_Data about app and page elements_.
━━━
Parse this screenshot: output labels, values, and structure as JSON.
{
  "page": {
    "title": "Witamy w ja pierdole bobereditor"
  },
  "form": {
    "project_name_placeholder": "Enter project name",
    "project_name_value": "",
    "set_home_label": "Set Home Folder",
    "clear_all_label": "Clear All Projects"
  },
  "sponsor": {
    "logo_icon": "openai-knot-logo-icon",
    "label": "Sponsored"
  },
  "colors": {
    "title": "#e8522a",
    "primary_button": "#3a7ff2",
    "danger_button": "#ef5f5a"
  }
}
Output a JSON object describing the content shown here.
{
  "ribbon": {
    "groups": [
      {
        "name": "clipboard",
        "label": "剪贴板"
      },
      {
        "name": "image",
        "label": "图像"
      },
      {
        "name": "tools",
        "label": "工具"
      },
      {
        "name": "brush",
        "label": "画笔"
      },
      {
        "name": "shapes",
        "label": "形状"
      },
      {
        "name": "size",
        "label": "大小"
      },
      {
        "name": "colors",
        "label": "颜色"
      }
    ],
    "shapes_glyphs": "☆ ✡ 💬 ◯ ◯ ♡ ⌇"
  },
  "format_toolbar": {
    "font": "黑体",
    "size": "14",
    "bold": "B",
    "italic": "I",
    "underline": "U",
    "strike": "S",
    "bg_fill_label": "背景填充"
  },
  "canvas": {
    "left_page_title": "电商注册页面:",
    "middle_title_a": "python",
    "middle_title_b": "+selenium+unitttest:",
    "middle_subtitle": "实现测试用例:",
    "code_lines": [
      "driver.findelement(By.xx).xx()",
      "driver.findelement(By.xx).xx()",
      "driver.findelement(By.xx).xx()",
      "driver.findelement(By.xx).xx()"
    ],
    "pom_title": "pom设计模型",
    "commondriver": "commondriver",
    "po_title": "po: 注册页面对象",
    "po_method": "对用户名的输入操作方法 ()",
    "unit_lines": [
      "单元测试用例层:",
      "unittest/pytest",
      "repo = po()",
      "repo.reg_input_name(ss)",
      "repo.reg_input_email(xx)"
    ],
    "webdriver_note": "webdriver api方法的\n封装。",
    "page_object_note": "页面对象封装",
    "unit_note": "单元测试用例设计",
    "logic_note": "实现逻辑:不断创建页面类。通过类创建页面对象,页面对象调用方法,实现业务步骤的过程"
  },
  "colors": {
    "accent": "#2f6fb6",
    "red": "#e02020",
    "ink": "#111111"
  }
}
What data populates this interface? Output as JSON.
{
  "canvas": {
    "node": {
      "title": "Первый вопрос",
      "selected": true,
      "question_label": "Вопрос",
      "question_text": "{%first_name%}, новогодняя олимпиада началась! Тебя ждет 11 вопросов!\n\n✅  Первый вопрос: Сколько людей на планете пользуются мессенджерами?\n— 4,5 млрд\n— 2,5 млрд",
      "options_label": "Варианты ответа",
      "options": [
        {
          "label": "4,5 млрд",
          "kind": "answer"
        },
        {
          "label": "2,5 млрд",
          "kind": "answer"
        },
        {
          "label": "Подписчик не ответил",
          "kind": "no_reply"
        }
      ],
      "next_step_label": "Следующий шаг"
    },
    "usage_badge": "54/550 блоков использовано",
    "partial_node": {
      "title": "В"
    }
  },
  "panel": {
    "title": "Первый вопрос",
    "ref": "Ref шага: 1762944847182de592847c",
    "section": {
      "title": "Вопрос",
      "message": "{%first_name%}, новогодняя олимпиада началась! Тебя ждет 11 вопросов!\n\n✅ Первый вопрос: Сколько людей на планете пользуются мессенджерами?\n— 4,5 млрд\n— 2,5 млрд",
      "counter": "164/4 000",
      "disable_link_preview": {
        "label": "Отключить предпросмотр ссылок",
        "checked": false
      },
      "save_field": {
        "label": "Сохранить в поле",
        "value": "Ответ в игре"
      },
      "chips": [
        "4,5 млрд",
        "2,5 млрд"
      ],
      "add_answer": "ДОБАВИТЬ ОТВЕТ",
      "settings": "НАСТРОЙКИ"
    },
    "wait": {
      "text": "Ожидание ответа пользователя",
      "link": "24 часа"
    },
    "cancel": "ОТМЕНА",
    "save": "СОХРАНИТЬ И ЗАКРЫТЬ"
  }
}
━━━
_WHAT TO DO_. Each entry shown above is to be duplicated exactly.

_SOLUTION FOR THIS EXERCISE_.
Parse this screenshot: output labels, values, and structure as JSON.
{
  "page": {
    "title": "Witamy w ja pierdole bobereditor"
  },
  "form": {
    "project_name_placeholder": "Enter project name",
    "project_name_value": "",
    "set_home_label": "Set Home Folder",
    "clear_all_label": "Clear All Projects"
  },
  "sponsor": {
    "logo_icon": "openai-knot-logo-icon",
    "label": "Sponsored"
  },
  "colors": {
    "title": "#e8522a",
    "primary_button": "#3a7ff2",
    "danger_button": "#ef5f5a"
  }
}
Output a JSON object describing the content shown here.
{
  "ribbon": {
    "groups": [
      {
        "name": "clipboard",
        "label": "剪贴板"
      },
      {
        "name": "image",
        "label": "图像"
      },
      {
        "name": "tools",
        "label": "工具"
      },
      {
        "name": "brush",
        "label": "画笔"
      },
      {
        "name": "shapes",
        "label": "形状"
      },
      {
        "name": "size",
        "label": "大小"
      },
      {
        "name": "colors",
        "label": "颜色"
      }
    ],
    "shapes_glyphs": "☆ ✡ 💬 ◯ ◯ ♡ ⌇"
  },
  "format_toolbar": {
    "font": "黑体",
    "size": "14",
    "bold": "B",
    "italic": "I",
    "underline": "U",
    "strike": "S",
    "bg_fill_label": "背景填充"
  },
  "canvas": {
    "left_page_title": "电商注册页面:",
    "middle_title_a": "python",
    "middle_title_b": "+selenium+unitttest:",
    "middle_subtitle": "实现测试用例:",
    "code_lines": [
      "driver.findelement(By.xx).xx()",
      "driver.findelement(By.xx).xx()",
      "driver.findelement(By.xx).xx()",
      "driver.findelement(By.xx).xx()"
    ],
    "pom_title": "pom设计模型",
    "commondriver": "commondriver",
    "po_title": "po: 注册页面对象",
    "po_method": "对用户名的输入操作方法 ()",
    "unit_lines": [
      "单元测试用例层:",
      "unittest/pytest",
      "repo = po()",
      "repo.reg_input_name(ss)",
      "repo.reg_input_email(xx)"
    ],
    "webdriver_note": "webdriver api方法的\n封装。",
    "page_object_note": "页面对象封装",
    "unit_note": "单元测试用例设计",
    "logic_note": "实现逻辑:不断创建页面类。通过类创建页面对象,页面对象调用方法,实现业务步骤的过程"
  },
  "colors": {
    "accent": "#2f6fb6",
    "red": "#e02020",
    "ink": "#111111"
  }
}
What data populates this interface? Output as JSON.
{
  "canvas": {
    "node": {
      "title": "Первый вопрос",
      "selected": true,
      "question_label": "Вопрос",
      "question_text": "{%first_name%}, новогодняя олимпиада началась! Тебя ждет 11 вопросов!\n\n✅  Первый вопрос: Сколько людей на планете пользуются мессенджерами?\n— 4,5 млрд\n— 2,5 млрд",
      "options_label": "Варианты ответа",
      "options": [
        {
          "label": "4,5 млрд",
          "kind": "answer"
        },
        {
          "label": "2,5 млрд",
          "kind": "answer"
        },
        {
          "label": "Подписчик не ответил",
          "kind": "no_reply"
        }
      ],
      "next_step_label": "Следующий шаг"
    },
    "usage_badge": "54/550 блоков использовано",
    "partial_node": {
      "title": "В"
    }
  },
  "panel": {
    "title": "Первый вопрос",
    "ref": "Ref шага: 1762944847182de592847c",
    "section": {
      "title": "Вопрос",
      "message": "{%first_name%}, новогодняя олимпиада началась! Тебя ждет 11 вопросов!\n\n✅ Первый вопрос: Сколько людей на планете пользуются мессенджерами?\n— 4,5 млрд\n— 2,5 млрд",
      "counter": "164/4 000",
      "disable_link_preview": {
        "label": "Отключить предпросмотр ссылок",
        "checked": false
      },
      "save_field": {
        "label": "Сохранить в поле",
        "value": "Ответ в игре"
      },
      "chips": [
        "4,5 млрд",
        "2,5 млрд"
      ],
      "add_answer": "ДОБАВИТЬ ОТВЕТ",
      "settings": "НАСТРОЙКИ"
    },
    "wait": {
      "text": "Ожидание ответа пользователя",
      "link": "24 часа"
    },
    "cancel": "ОТМЕНА",
    "save": "СОХРАНИТЬ И ЗАКРЫТЬ"
  }
}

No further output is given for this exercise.